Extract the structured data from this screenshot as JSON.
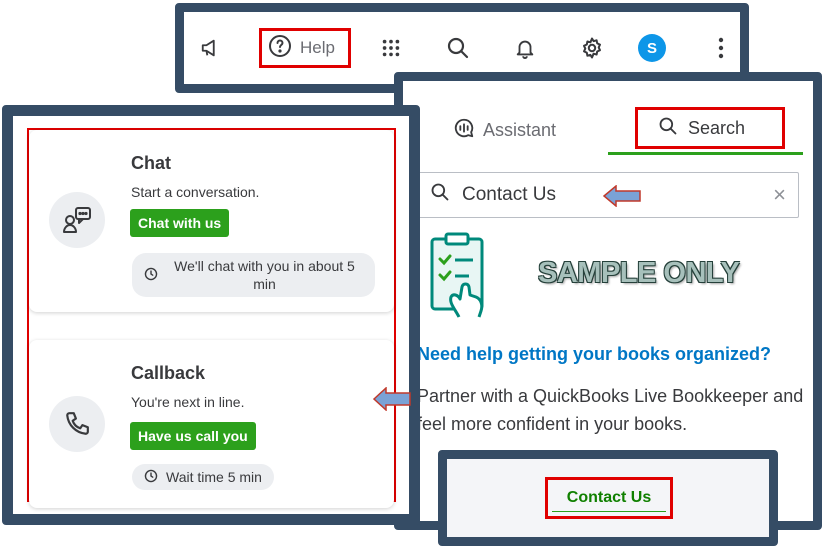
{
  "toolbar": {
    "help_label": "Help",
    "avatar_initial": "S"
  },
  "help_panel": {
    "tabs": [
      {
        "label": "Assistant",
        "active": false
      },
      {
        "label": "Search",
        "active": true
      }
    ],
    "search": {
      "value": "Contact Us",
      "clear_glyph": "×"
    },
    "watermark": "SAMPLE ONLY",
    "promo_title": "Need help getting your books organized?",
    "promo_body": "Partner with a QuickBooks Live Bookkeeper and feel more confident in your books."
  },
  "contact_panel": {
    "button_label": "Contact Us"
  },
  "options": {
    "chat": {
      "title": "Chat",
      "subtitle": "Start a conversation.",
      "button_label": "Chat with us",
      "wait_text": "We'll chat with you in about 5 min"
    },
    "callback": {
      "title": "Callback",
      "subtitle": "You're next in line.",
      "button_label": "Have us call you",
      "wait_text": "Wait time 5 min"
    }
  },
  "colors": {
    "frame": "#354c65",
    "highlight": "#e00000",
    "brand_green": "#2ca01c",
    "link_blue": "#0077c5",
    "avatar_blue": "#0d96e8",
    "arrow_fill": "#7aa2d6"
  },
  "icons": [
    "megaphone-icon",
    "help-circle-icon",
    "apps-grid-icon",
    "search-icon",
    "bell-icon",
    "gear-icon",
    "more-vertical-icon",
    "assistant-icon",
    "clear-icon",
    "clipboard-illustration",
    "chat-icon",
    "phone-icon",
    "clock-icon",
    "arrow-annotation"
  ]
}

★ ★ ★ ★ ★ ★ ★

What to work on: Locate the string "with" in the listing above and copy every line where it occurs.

Solution to the problem:
    "promo_body": "Partner with a QuickBooks Live Bookkeeper and feel more confident in your books."
      "button_label": "Chat with us",
      "wait_text": "We'll chat with you in about 5 min"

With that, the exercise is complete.